Never claimed I was consistent!
 

markyoe

Senior Member
#75
If your local store actually has them in stock then yes, that would work as a "fake termistor" to rule out a problem with the ramps/mega.

I'd probably just find some old toy or device and unsolder a suitable resistor from a board I don't care about than pay radio shack prices for one just to test with...but I'm silly that way :D

Then again even though I have literally boxes of spare resistors I've been known to give in and pay RS prices for a few just because I'm too lazy to dig through the boxes to find the right resistor :D

Never claimed I was consistent!
My local Radio Shack does have those in stock. You said "fake thermistor" because it wouldn't actually read the temperature, and it would just take the place temporarily?
 
#76
"Thermistor" is a contraction of resistor and thermo, ahm.. something :)
Its a little device that changes its resistance with temperature. A normal resistor, like the one you linked, doesnt do that.. So yes, the idea is just to see if the controller works and measures a reasonable value as temperature if you replace the thermistor with a fixed resistor. You will not be able to print. And I second jhitesma, just about any old piece of electronics is likely to have several such resistors. They dont even have to be 100K Ohm. Im not sure about the exact range, but at least half or double should work too, just give a different temperature readout.

If you dont want to wait for the vendor, here is a "naked" thermistor you will have to mount with some kapton, like I linked earlier:
http://www.amazon.com/RioRand-10-100Kohm-NTC-Thermistors/dp/B00GD471PO

Or one packaged like yours:
http://www.amazon.com/Modular-Therm...p5sw66L&dpSrc=sims&preST=_AC_UL160_SR160,160_

10x as expensive, but still hardly a fortune and easier to install.
 

markyoe

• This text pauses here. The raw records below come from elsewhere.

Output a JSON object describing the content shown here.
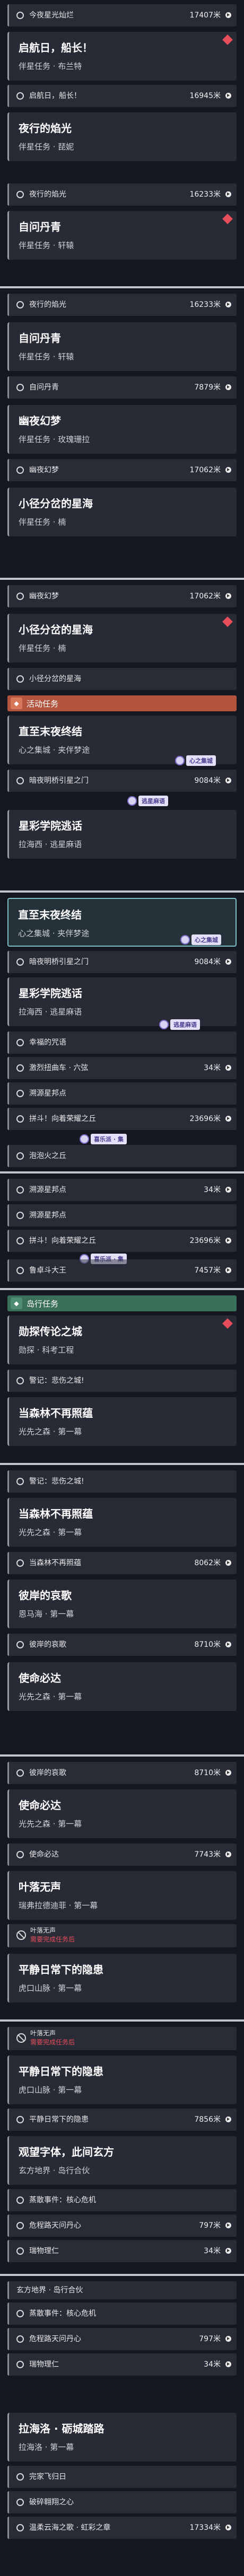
{
  "s1": {
    "r1": {
      "text": "今夜星光灿烂",
      "dist": "17407米"
    },
    "c1": {
      "title": "启航日，船长！",
      "sub": "伴星任务 · 布兰特"
    },
    "r2": {
      "text": "启航日，船长！",
      "dist": "16945米"
    },
    "c2": {
      "title": "夜行的焰光",
      "sub": "伴星任务 · 琵妮"
    },
    "r3": {
      "text": "夜行的焰光",
      "dist": "16233米"
    },
    "c3": {
      "title": "自问丹青",
      "sub": "伴星任务 · 轩辕"
    }
  },
  "s2": {
    "r1": {
      "text": "夜行的焰光",
      "dist": "16233米"
    },
    "c1": {
      "title": "自问丹青",
      "sub": "伴星任务 · 轩辕"
    },
    "r2": {
      "text": "自问丹青",
      "dist": "7879米"
    },
    "c2": {
      "title": "幽夜幻梦",
      "sub": "伴星任务 · 玫瑰珊拉"
    },
    "r3": {
      "text": "幽夜幻梦",
      "dist": "17062米"
    },
    "c3": {
      "title": "小径分岔的星海",
      "sub": "伴星任务 · 楠"
    }
  },
  "s3": {
    "r1": {
      "text": "幽夜幻梦",
      "dist": "17062米"
    },
    "c1": {
      "title": "小径分岔的星海",
      "sub": "伴星任务 · 楠"
    },
    "r2": {
      "text": "小径分岔的星海"
    },
    "hdr": "活动任务",
    "c2": {
      "title": "直至末夜终结",
      "sub": "心之集城 · 夹伴梦途"
    },
    "r3": {
      "text": "暗夜明桥引星之门",
      "dist": "9084米"
    },
    "c3": {
      "title": "星彩学院逃话",
      "sub": "拉海西 · 逃星麻语"
    },
    "m1": "心之集城",
    "m2": "逃星麻语"
  },
  "s4": {
    "c1": {
      "title": "直至末夜终结",
      "sub": "心之集城 · 夹伴梦途"
    },
    "r1": {
      "text": "暗夜明桥引星之门",
      "dist": "9084米"
    },
    "c2": {
      "title": "星彩学院逃话",
      "sub": "拉海西 · 逃星麻语"
    },
    "r2": {
      "text": "幸福的咒语"
    },
    "r3": {
      "text": "激烈扭曲车 · 六弦",
      "dist": "34米"
    },
    "r4": {
      "text": "溯源星邦点"
    },
    "r5": {
      "text": "拼斗！向着荣耀之丘",
      "dist": "23696米"
    },
    "r6": {
      "text": "泡泡火之丘"
    },
    "m1": "心之集城",
    "m2": "逃星麻语",
    "m3": "喜乐派 · 集"
  },
  "s5": {
    "r1": {
      "text": "溯源星邦点",
      "dist": "34米"
    },
    "r2": {
      "text": "溯源星邦点"
    },
    "r3": {
      "text": "拼斗！向着荣耀之丘",
      "dist": "23696米"
    },
    "r4": {
      "text": "鲁卓斗大王",
      "dist": "7457米"
    },
    "m1": "喜乐派 · 集"
  },
  "s6": {
    "hdr": "岛行任务",
    "c1": {
      "title": "勋探传论之城",
      "sub": "勋探 · 科考工程"
    },
    "r1": {
      "text": "警记：悲伤之城!"
    },
    "c2": {
      "title": "当森林不再照蕴",
      "sub": "光先之森 · 第一幕"
    }
  },
  "s7": {
    "r1": {
      "text": "警记：悲伤之城!"
    },
    "c1": {
      "title": "当森林不再照蕴",
      "sub": "光先之森 · 第一幕"
    },
    "r2": {
      "text": "当森林不再照蕴",
      "dist": "8062米"
    },
    "c2": {
      "title": "彼岸的哀歌",
      "sub": "恩马海 · 第一幕"
    },
    "r3": {
      "text": "彼岸的哀歌",
      "dist": "8710米"
    },
    "c3": {
      "title": "使命必达",
      "sub": "光先之森 · 第一幕"
    }
  },
  "s8": {
    "r1": {
      "text": "彼岸的哀歌",
      "dist": "8710米"
    },
    "c1": {
      "title": "使命必达",
      "sub": "光先之森 · 第一幕"
    },
    "r2": {
      "text": "使命必达",
      "dist": "7743米"
    },
    "c2": {
      "title": "叶落无声",
      "sub": "瑞弗拉德迪菲 · 第一幕"
    },
    "w1": {
      "a": "叶落无声",
      "b": "需要完成任务后"
    },
    "c3": {
      "title": "平静日常下的隐患",
      "sub": "虎口山脉 · 第一幕"
    }
  },
  "s9": {
    "w1": {
      "a": "叶落无声",
      "b": "需要完成任务后"
    },
    "c1": {
      "title": "平静日常下的隐患",
      "sub": "虎口山脉 · 第一幕"
    },
    "r1": {
      "text": "平静日常下的隐患",
      "dist": "7856米"
    },
    "c2": {
      "title": "观望字体，此间玄方",
      "sub": "玄方地界 · 岛行合伙"
    },
    "r2": {
      "text": "蒸散事件：核心危机"
    },
    "r3": {
      "text": "危程路天问丹心",
      "dist": "797米"
    },
    "r4": {
      "text": "瑞物理仁",
      "dist": "34米"
    }
  },
  "s10": {
    "hdr": "玄方地界 · 岛行合伙",
    "r1": {
      "text": "蒸散事件：核心危机"
    },
    "r2": {
      "text": "危程路天问丹心",
      "dist": "797米"
    },
    "r3": {
      "text": "瑞物理仁",
      "dist": "34米"
    },
    "c1": {
      "title": "拉海洛 · 砺城踏路",
      "sub": "拉海洛 · 第一幕"
    },
    "r4": {
      "text": "完家飞归日"
    },
    "r5": {
      "text": "破碎翱翔之心"
    },
    "r6": {
      "text": "温柔云海之歌 · 虹彩之章",
      "dist": "17334米"
    }
  }
}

Senior Member
#77
Woo hoo! I found the problem...I think. I removed the thermistor from the hot end just to investigate it. The end of the thermistor had a brass piece crimped on it. Using pliers and being careful not to break the glass thermistor end, I kept squishing the brass piece and eventually broke it off. I separated the wires coming from the end of thermistor so that there was no possibility of a short and Kapton taped it to my hot end. Fired up the printer, and bingo! No MAXTEMPS error....yet. The next step is to make sure the temp of the hot end is consistent with what it reads in Repetier Host. More updates to follow...
 

markyoe

Senior Member
#78
Here are some pictures of one of my recent prints. The troubleshooting continues. :)

IMG_20151022_090502.jpg IMG_20151022_090520.jpg IMG_20151022_090529.jpg IMG_20151022_090609.jpg

Definitely better than the last pictures I posted.

I printed it again with a higher flowrate, lower federate, slightly lower bed temp, and 10 degree higher extruder temperature, and it turned out almost exactly the same. Here is a picture of the second one.

IMG_20151022_091519.jpg

I noticed that the bases of both of them are really thin.

IMG_20151022_091537.jpg

Any suggestions?
 
#79
Have you calibrated the extrusion?

If you have, then it could be a clogged nozzle. Remove the nozzle (you may have to heat it to get it lose easily), then use a blowtorch to burn it clean.
 

markyoe

Senior Member
#80
Have you calibrated the extrusion?

If you have, then it could be a clogged nozzle. Remove the nozzle (you may have to heat it to get it lose easily), then use a blowtorch to burn it clean.
No, I have not calibrated the extrusion. I should have it extrude 50 and measure if it actually used that much? Does it measure according to how much it uses of the filament or of how long the strand is, that is coming out?